Zimbabwean novelist Tsitsi Dangarembga awarded PEN Pinter Prize 2021
Tsitsi Dangarembga, a prominent Zimbabwean novelist, has been named the winner of this year’s Pen Pinter Prize.
She will give a keynote talk at a ceremony held by the British Library and English PEN on Monday, October 11th, as a result of her award.
In 2009, the PEN Pinter Prize was founded in honor of Nobel Prize-winning writer Harold Pinter.
The prize is given yearly to a writer of exceptional literary merit who lives in the United Kingdom, Ireland, the Commonwealth, or a former Commonwealth country.
In the words of Harold Pinter’s Nobel Prize acceptance speech, the winning writer must cast a “unflinching, unswerving” gaze on the world and demonstrate a “fierce intellectual desire to identify the fundamental truth of our lives and communities.”
Dangarembga later commented by saying, “I am grateful that my casting – in the words of Harold Pinter – an “unflinching, unswerving gaze” upon my country and its society has resonated with many people across the globe and this year with the jury of the PEN Pinter Prize 2021. I believe that the positive reception of literary works like mine helps to prove that we can unite around that which is positively human.”

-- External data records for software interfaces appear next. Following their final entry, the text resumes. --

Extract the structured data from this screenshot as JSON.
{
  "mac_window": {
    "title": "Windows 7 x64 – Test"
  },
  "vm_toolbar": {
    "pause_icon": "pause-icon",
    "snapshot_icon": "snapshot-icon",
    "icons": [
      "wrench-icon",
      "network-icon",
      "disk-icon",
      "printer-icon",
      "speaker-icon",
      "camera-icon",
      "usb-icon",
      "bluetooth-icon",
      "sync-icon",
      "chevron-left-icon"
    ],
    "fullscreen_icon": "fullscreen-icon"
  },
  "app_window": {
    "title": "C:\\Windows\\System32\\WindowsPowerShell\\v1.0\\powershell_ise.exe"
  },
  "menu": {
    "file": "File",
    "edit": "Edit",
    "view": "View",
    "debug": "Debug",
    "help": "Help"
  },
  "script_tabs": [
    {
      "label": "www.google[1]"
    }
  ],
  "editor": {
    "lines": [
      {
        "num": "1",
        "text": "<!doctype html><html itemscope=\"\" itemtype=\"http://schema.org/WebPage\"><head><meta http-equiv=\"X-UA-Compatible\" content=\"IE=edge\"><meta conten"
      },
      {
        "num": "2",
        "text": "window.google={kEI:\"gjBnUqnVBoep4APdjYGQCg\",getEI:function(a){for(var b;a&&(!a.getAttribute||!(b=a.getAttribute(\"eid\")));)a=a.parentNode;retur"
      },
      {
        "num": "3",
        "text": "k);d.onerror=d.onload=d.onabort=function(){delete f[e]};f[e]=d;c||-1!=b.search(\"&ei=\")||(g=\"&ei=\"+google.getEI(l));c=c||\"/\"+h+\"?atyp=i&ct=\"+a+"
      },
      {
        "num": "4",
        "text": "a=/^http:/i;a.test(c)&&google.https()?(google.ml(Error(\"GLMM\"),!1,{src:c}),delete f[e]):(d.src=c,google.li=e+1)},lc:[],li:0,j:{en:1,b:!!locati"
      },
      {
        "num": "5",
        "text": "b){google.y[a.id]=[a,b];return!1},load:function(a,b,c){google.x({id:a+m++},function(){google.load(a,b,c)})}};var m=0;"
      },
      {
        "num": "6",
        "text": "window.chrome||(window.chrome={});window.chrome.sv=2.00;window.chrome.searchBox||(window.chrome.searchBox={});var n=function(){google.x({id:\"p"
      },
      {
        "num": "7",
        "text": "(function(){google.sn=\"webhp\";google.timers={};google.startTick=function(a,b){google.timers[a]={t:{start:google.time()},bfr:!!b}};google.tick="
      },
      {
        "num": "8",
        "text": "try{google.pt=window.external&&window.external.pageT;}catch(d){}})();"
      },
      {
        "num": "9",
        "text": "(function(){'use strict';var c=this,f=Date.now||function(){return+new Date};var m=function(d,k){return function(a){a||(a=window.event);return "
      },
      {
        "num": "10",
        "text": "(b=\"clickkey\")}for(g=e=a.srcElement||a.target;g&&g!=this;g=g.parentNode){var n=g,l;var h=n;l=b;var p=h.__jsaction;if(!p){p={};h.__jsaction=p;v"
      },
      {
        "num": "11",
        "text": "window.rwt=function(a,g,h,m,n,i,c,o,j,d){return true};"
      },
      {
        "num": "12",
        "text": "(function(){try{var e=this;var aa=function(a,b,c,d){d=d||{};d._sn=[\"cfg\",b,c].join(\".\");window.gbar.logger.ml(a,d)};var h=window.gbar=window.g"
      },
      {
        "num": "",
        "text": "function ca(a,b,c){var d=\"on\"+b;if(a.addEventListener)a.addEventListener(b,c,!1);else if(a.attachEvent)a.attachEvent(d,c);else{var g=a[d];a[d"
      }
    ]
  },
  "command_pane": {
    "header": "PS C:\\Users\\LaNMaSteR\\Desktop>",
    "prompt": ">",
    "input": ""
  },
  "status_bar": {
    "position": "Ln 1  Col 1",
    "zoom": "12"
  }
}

Dangarembga began studying medicine at the University of Cambridge but dropped out when her parents returned to Zimbabwe after the country’s independence.
She changed her major to psychology at the University of Zimbabwe, then travelled to Germany to study cinema.
Dangarembga shot to fame in 1988 with her debut novel “Nervous Conditions,” a coming-of-age drama about a girl’s struggle to escape poverty and obtain an education in Rhodesia before the country earned independence from Britain in 1980.
It was the first English-language novel written by a black Zimbabwean lady.
It won the Commonwealth Book Prize for fiction in 1989, and the BBC named it one of the best 100 books of the year in 2018.
She penned the script for “Neria,” a 1993 melodrama that was well-received internationally.
After taking part in a two-women silent demonstration in 2020, the writer was detained, thrown into a police cell, and accused with inciting public violence.
The 61-year-old left home on July 31st, promising her husband she’d be back soon after organizing a spontaneous protest along a nearby road.
She and a companion were arrested while standing on a street corner holding posters calling for reform of Zimbabwe’s institutions and the freedom of critics.